""Using the gauge we developed, we showed that the measured size of the black hole shadow in M87 tightens the wiggle room for modifications to Einstein's theory of general relativity by almost a factor of 500, compared to previous tests in the solar system," said Feryal Özel, study coauthor and University of Arizona astrophysics professor, in a statement. "Many ways to modify general relativity fail at this new and tighter black hole shadow test." [emphasis added by us]

Now that researchers know they can use images of black holes to test the theory of gravity, it opens up more possibilities for the future.

"Together with gravitational wave observations, this marks the beginning of a new era in black hole astrophysics," said Dimitrios Psaltis, lead study author and University of Arizona astrophysics professor, in a statement.

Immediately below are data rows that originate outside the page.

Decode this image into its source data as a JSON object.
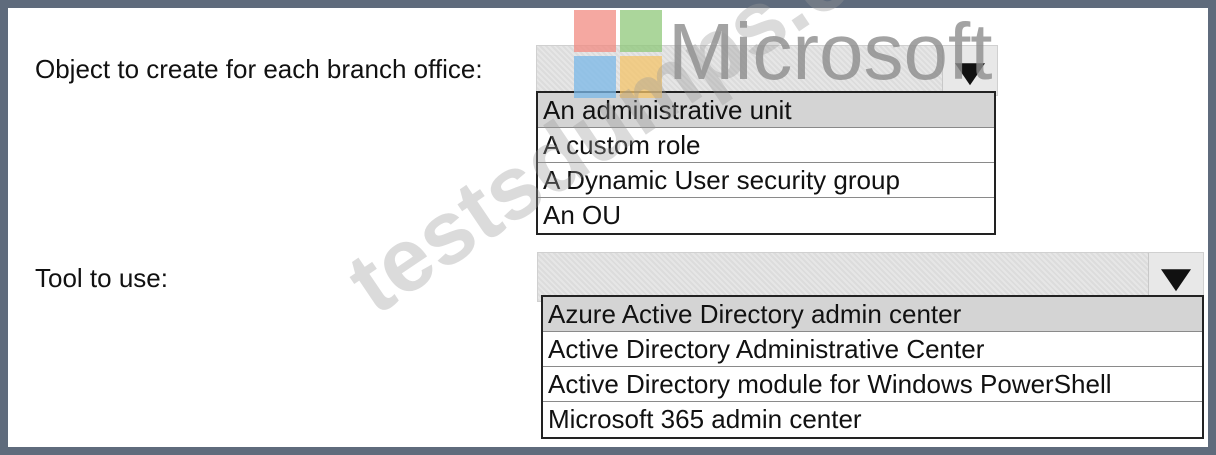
{
  "watermark": {
    "logo_text": "Microsoft",
    "site_text": "testsdumps.com",
    "logo_colors": [
      "#f25022",
      "#7fba00",
      "#00a4ef",
      "#ffb900"
    ]
  },
  "question1": {
    "label": "Object to create for each branch office:",
    "selected_value": "",
    "options": [
      "An administrative unit",
      "A custom role",
      "A Dynamic User security group",
      "An OU"
    ]
  },
  "question2": {
    "label": "Tool to use:",
    "selected_value": "",
    "options": [
      "Azure Active Directory admin center",
      "Active Directory Administrative Center",
      "Active Directory module for Windows PowerShell",
      "Microsoft 365 admin center"
    ]
  },
  "colors": {
    "frame": "#5f6b7c",
    "highlight": "#d4d4d4"
  }
}
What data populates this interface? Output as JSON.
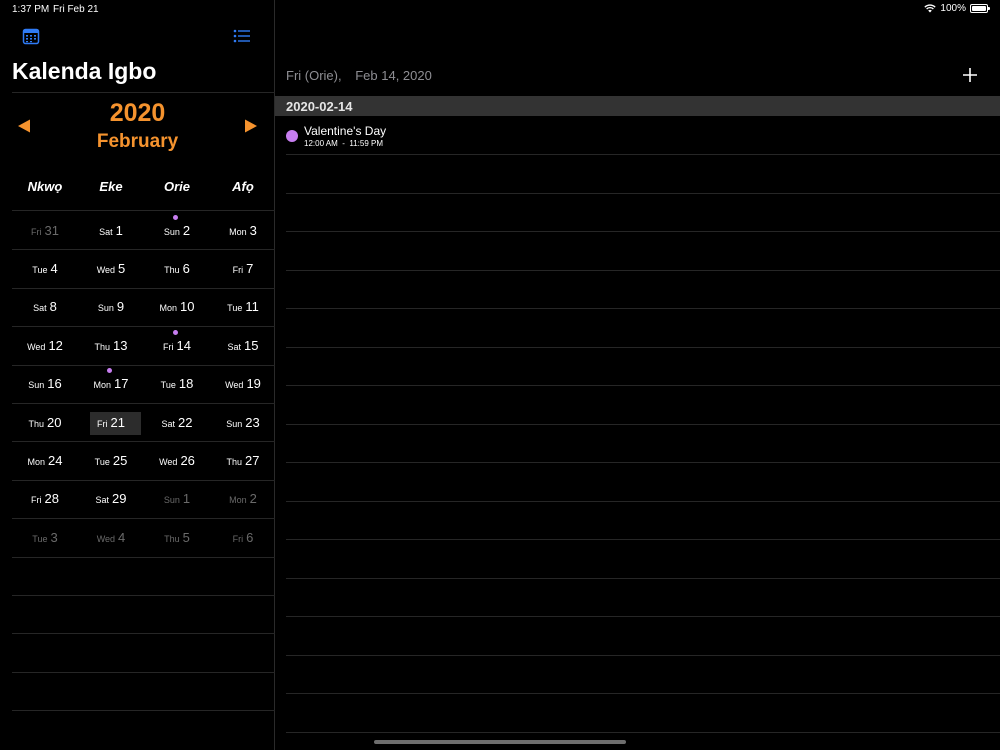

The black hole shadow test of relativity discussed in the above article is illustrated by the following explanatory graphic, which is linked here from the CNN article, with the following accompanying text (if the image fails, go to the CNN article):

"This visualization, including the first image of a black hole, shows the new gauge developed to test the predictions of modified gravity theories against the measurement of the size of the M87 shadow."

Look especially at the differing sizes of the blue circles
drawn on the black hole by the researchers,
which emphasize the theoretical differences
between Einstein's General Theory of Relativity
and those proposing alternative theories.

Even if the image above is not shown perfectly via the CNN link,
do ultimately go that CNN article to get the entire story!
 

For those statistically inclined,
we can say that the score here was

Albert Einstein 500 Competitors 0.

Einstein's Voice Rejoice!

____________________

Our image below was made by us
using Starry Night Pro astronomy software
and was added a few hours later
after posting the above material.
  The image shows the location of M87 in the starry sky.